During 1999-2000, reporter Andrew Schneider blew the lid off the asbestos disaster in Libby, Montana. Schneider’s original stories, published in the Seattle Post-Intelligencer, drew national attention to the public health catastrophe in the town. The culprit was the W.R. Grace Company, with…
Les Skramstad was a good, decent man.  He died earlier this month at 70-years young, from damage inflicted years earlier by greedy and reckless employers.  Les was a miner and laborer at the infamous vermiculite mine at Zonolite Mountain in Libby, Montana.  The owners and operators of the mine…
In the largest Superfund cleanup settlement ever, W.R. Grace has agreed to pay $250 million to cover government investigation and cleanup costs associated with the asbestos-laden ore the company mined in Libby, Montana. EPA has already spent roughly $168 million removing asbestos-contaminated soils…

He's one of a dying breed - actually two: 1) an investigative journalist; and 2) a journalist who knows something about science.

As someone who was born in Libby and now studies public health my interest in this story is both scientific and personal and I've been following the as much as I can.

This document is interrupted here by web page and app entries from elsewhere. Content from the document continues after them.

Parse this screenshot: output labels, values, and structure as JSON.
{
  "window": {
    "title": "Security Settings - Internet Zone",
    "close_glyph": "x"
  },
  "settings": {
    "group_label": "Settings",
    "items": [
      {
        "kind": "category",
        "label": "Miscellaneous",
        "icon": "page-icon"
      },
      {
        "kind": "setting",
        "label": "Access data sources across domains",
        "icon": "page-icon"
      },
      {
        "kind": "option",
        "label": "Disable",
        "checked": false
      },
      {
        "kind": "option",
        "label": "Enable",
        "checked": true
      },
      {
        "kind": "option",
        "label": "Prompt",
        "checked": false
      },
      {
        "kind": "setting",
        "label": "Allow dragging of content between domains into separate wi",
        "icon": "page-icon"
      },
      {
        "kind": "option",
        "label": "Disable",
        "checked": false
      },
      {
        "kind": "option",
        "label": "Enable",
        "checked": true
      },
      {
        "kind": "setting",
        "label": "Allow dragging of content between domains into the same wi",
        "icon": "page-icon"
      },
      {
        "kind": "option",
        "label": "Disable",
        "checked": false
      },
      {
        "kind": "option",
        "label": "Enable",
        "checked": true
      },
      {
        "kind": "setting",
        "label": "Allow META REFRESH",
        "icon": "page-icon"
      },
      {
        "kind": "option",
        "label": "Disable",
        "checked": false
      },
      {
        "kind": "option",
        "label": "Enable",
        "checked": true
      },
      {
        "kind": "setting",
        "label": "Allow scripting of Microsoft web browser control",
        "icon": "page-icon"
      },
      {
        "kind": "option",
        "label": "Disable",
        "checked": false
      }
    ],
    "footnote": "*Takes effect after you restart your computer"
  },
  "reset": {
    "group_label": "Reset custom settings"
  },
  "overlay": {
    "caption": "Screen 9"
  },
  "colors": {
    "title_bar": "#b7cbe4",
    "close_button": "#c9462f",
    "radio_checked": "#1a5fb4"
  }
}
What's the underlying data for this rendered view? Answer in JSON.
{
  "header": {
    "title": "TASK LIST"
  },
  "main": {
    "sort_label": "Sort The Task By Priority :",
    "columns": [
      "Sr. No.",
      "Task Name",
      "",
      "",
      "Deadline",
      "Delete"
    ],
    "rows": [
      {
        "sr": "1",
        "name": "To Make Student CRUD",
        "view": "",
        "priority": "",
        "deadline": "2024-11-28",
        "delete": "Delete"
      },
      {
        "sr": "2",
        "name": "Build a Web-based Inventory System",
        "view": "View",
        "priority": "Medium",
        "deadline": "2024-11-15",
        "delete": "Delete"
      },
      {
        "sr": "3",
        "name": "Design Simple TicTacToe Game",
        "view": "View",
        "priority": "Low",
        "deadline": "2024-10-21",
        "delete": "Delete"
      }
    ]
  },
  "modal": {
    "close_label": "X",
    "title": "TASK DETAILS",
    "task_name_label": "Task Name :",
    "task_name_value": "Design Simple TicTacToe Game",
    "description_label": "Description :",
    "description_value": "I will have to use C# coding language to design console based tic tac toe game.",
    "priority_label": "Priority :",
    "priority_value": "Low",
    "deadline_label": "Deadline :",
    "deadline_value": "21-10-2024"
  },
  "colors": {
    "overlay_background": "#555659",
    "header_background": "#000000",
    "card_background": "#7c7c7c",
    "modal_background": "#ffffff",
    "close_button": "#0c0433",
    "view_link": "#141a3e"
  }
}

It is nice to know that such resourceful people still exist. People that make you feel like they care about tiny communities such as Libby and the people who are in them. People who try to get you to listen. As shocking as it is that something like this could happen in the first place it is perhaps even more surprising that such an articulate reporting of the events even made it out of a secluded Montana town. Bravo.